Colchester Medical Practice 36331 Colchester Medical Practice NHS North East Essex CCG
Gosport Central 35891 The Willow Group NHS Fareham and Gosport CCG
Holderness 35722 Holderness Health (merged from: South Holderness Medical Practice, Hedon Group Practice and Church View Surgery) NHS East Riding of Yorkshire CCG
Middlewood Partnership 33576 Bollington Medical Centre NHS Eastern Cheshire CCG
Surrey Downs PCN – Integrated Care Partnership 33088 Integrated Care Partnership NHS Surrey Downs CCG

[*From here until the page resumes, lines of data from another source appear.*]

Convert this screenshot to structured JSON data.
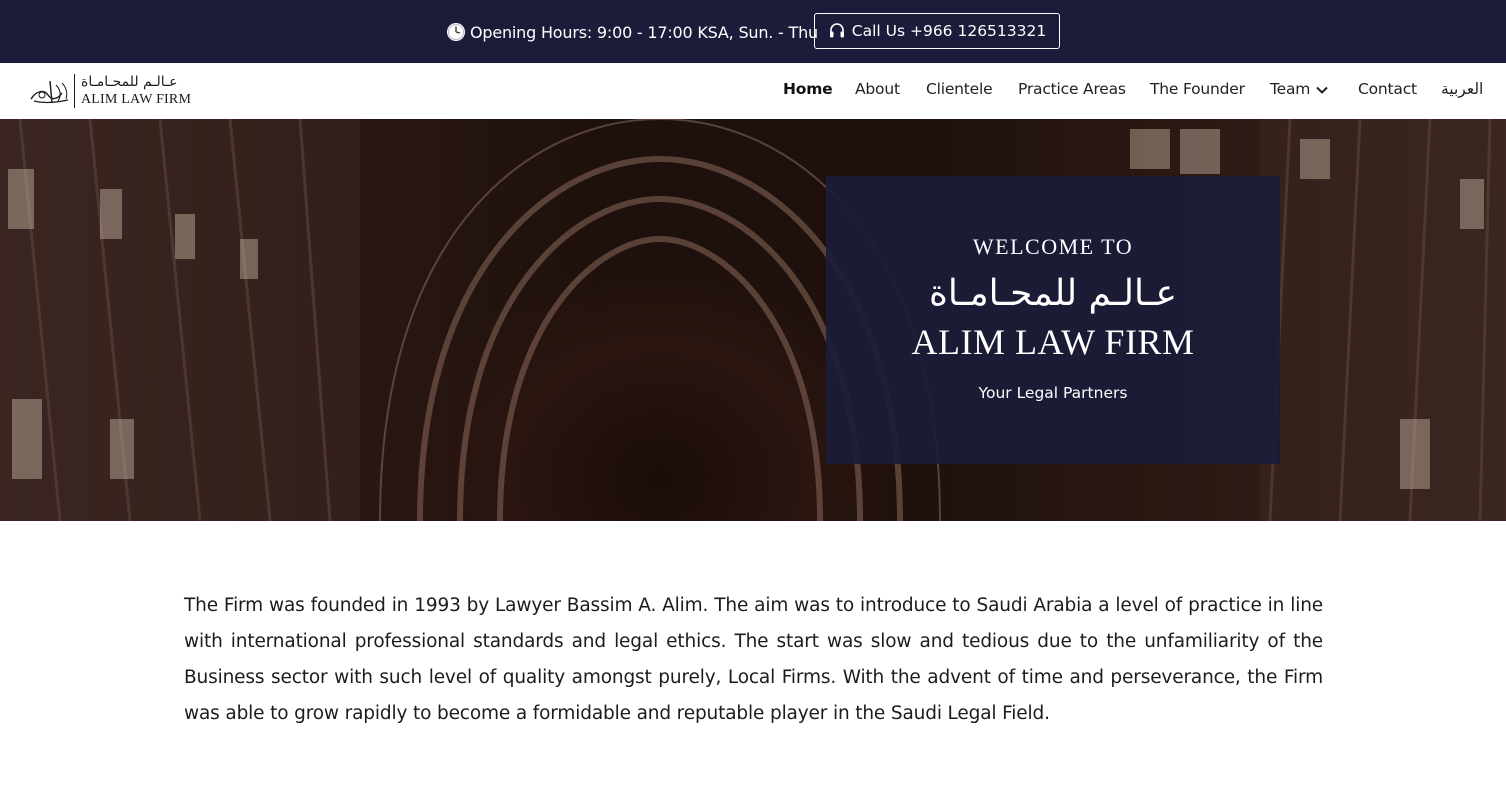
{
  "topbar": {
    "hours_text": "Opening Hours: 9:00 - 17:00 KSA, Sun. - Thu",
    "clock_icon": "clock-icon",
    "call_label": "Call Us +966 126513321",
    "call_icon": "headset-icon"
  },
  "nav": {
    "logo": {
      "arabic": "عـالـم للمحـامـاة",
      "english": "ALIM LAW FIRM"
    },
    "items": [
      {
        "label": "Home",
        "active": true
      },
      {
        "label": "About"
      },
      {
        "label": "Clientele"
      },
      {
        "label": "Practice Areas"
      },
      {
        "label": "The Founder"
      },
      {
        "label": "Team",
        "has_dropdown": true
      },
      {
        "label": "Contact"
      },
      {
        "label": "العربية"
      }
    ]
  },
  "hero": {
    "welcome": "WELCOME TO",
    "arabic_name": "عـالـم للمحـامـاة",
    "firm_name": "ALIM LAW FIRM",
    "tagline": "Your Legal Partners"
  },
  "intro": {
    "text": "The Firm was founded in 1993 by Lawyer Bassim A. Alim. The aim was to introduce to Saudi Arabia a level of practice in line with international professional standards and legal ethics. The start was slow and tedious due to the unfamiliarity of the Business sector with such level of quality amongst purely, Local Firms. With the advent of time and perseverance, the Firm was able to grow rapidly to become a formidable and reputable player in the Saudi Legal Field."
  },
  "colors": {
    "navy": "#1b1c3a",
    "white": "#ffffff",
    "text": "#1c1c1c"
  }
}
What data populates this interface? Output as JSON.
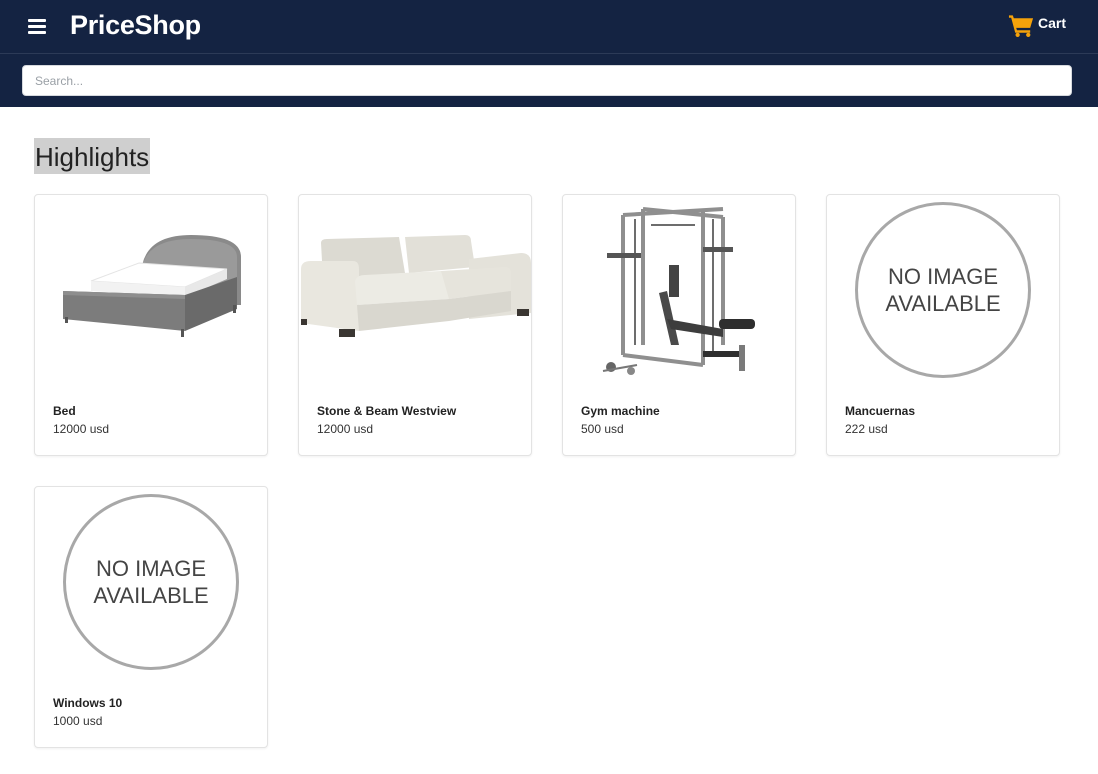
{
  "header": {
    "brand": "PriceShop",
    "cart_label": "Cart",
    "accent": "#f5a20a",
    "background": "#142342"
  },
  "search": {
    "placeholder": "Search...",
    "value": ""
  },
  "main": {
    "section_title": "Highlights",
    "products": [
      {
        "name": "Bed",
        "price": "12000 usd",
        "image": "bed-image"
      },
      {
        "name": "Stone & Beam Westview",
        "price": "12000 usd",
        "image": "sofa-image"
      },
      {
        "name": "Gym machine",
        "price": "500 usd",
        "image": "gym-machine-image"
      },
      {
        "name": "Mancuernas",
        "price": "222 usd",
        "image": "no-image",
        "placeholder": "NO IMAGE AVAILABLE"
      },
      {
        "name": "Windows 10",
        "price": "1000 usd",
        "image": "no-image",
        "placeholder": "NO IMAGE AVAILABLE"
      }
    ]
  }
}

Tyntesfield Medical Group 32696 Tyntesfield Medical Group NHS Bristol, North Somerset and South Gloucestershire CCG
University 31313 University NHS Berkshire West CCG
Mayflower 31158 Mayflower Mannamead Surgery NHS Devon CCG
Claypath & University 31157 Claypath & University Medical Group NHS North Durham CCG
St Austell Healthcare 31043 St Austell Healthcare NHS Kernow CCG
Sittingbourne East 30736 Memorial Medical Centre NHS Swale CCG
Newgate Medical 30442 Newgate Medical NHS Bassetlaw CCG
Aspen 29465 Aspen Medical Practice NHS Gloucestershire CCG
Westongrove Partnership 29454 Westongrove Partnership NHS Buckinghamshire CCG
Frome 29238 Frome NHS Somerset CCG
Yateley 28020 Oakley Health Group NHS North East Hampshire and Farnham CCG
Sittingbourne West 28007 Grovehurst Surgery NHS Swale CCG
Living Well PCN 27713 LIVING WELL PARTNERSHIP  NHS Southampton CCG
Heart of Bath 26961 Heart of Bath (made up of multiple merged practices, including Oldfield, St James’s - which itself was formed from a merger with Catherine Cottage. NHS Bath and North East Somerset CCG
Blandford Primary Care Network 24818 White Cliff Group Practice (Dr Evans and Partners) (which merged with Eagle House) NHS Dorset CCG